Music ReviewsPop

CD Pre-Review: Meaningless Words by Lozk


Leonardo Suárez Jiménez, aka Lozk, blends Western post-industrial electronica with folk influences from other lands on this 10-track CD, to be released on 10th October, 2015. This musician/producer from Bogota, Columbia is also an artist, and his distinctive visual style complements his musical projects with spaced out and other-worldly images.

Complex layers of instrumentation are joined by vocals, but these are not “lyrics” as we normally term them; they are simply syllables. Rather like Sigur Ros’ use of “hopelandic”, which they sometimes employ as their invented language, but which isn’t a language at all, Lozk uses made-up words to replace lyrics – hence, the album title. Thus, the vocals fit the music perfectly. Not having to follow any rules or structure or, indeed, any messages or soul-baring – there is a freedom to these compositions, only existing as soundscapes. Presumably, the song titles are a made-up language too?

Can you dance to it? Well, yes you can – in that freewheeling on a mountain top kind of way. Keyboards, stringed instruments, percussion, and electronic alchemy produce incessant rhythms and a pull that only comes from repetition. The number of genres and sub-genres associated with electronic music is staggering. Lozk explores different styles and pulls everything together, making symmetry out of many strands. He also makes subtle use of samples, recording them himself from everyday objects, street sounds, animals and musical instruments. It’s fun to pluck out a particular sound and try to fathom its source or at least what it resembles. On “Chiaro“, something sounds like a tinkling music box. Tracks switch from mellow to heavier and back again and from East to West to East. “Amaramarea” has a great beat to dance to and a funky bass to mix it up.

With creativity, everything feeds into everything else. Lozk studied classical music for four years, which no doubt influences his music, along with his visual art, photography and videos.

Much of this album reminds me of Nature Ganganbaigal’s Mongolian folk music, especially “Amusaca” and “Warimomba”. The driving rhythm and repetition brings a sense of movement that would lend itself to being a good fit for film scores/game soundtracks, “Han Sow” (see You Tube video) being a good example.

This is the sort of music where you can hear something different each time you play it. It will probably be played as a whole more than people picking out individual tracks. Often, the end of one track repeats at the beginning of the next, emphasizing the album’s completeness. It’s a rich stew, all distilled through Lozk’s all-seeing eye.

Buy Lozk’s music here:

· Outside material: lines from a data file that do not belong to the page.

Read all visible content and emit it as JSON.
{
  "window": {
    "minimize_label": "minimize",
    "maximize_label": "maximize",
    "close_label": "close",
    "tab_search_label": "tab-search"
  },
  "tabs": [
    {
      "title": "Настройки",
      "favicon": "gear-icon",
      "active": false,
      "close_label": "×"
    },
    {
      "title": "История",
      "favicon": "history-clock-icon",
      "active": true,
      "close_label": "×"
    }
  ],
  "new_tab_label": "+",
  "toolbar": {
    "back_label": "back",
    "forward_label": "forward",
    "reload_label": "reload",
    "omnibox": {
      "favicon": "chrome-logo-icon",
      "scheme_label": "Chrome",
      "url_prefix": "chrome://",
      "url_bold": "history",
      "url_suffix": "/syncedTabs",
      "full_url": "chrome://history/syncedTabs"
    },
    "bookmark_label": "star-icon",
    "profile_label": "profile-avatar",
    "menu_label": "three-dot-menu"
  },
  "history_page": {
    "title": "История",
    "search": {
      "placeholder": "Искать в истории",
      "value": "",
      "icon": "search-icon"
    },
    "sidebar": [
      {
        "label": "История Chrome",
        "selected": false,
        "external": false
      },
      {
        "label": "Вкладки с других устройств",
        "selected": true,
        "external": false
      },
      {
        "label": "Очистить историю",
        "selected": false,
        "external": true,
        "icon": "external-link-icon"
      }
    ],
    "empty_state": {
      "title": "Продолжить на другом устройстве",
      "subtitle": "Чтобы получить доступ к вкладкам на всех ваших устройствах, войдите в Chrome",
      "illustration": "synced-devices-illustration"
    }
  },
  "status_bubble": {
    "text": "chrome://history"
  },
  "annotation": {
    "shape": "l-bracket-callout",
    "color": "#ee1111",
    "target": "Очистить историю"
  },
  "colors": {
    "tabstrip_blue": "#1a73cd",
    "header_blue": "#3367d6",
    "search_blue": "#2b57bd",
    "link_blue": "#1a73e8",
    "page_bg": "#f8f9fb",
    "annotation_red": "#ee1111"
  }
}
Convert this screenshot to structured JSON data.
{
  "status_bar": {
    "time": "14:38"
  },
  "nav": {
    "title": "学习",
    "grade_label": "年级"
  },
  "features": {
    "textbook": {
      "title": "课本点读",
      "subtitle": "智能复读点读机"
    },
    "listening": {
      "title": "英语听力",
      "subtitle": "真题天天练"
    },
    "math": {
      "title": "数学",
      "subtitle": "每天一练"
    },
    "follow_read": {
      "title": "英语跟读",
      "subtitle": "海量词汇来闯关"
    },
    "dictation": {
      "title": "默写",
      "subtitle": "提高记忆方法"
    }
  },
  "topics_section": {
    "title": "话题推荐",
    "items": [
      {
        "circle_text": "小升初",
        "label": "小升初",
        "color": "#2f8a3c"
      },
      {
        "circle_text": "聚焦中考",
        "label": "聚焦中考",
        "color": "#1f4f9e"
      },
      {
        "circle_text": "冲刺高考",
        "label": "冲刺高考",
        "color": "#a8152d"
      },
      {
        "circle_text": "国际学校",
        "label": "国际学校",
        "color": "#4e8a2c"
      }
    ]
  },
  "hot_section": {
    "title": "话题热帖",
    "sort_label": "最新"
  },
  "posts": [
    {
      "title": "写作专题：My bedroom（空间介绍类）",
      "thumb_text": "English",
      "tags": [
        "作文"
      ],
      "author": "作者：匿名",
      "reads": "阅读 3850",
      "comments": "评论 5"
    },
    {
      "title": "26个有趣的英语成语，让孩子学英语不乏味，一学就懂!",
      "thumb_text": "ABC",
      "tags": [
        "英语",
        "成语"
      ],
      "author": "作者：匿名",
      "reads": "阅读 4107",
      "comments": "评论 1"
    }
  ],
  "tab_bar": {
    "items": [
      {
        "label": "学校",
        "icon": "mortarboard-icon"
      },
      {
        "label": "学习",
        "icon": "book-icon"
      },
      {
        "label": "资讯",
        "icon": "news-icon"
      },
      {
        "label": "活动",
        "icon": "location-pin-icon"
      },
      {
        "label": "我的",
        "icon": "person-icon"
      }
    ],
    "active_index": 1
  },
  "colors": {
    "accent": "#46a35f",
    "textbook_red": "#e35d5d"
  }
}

Anne Iredale
Anne is an experienced writer, published poet and proofreader from the UK. She is passionate about promoting new music whilst paying tribute to past greats. Her other passions are for films, books and art plus walking in the woods or on the beach.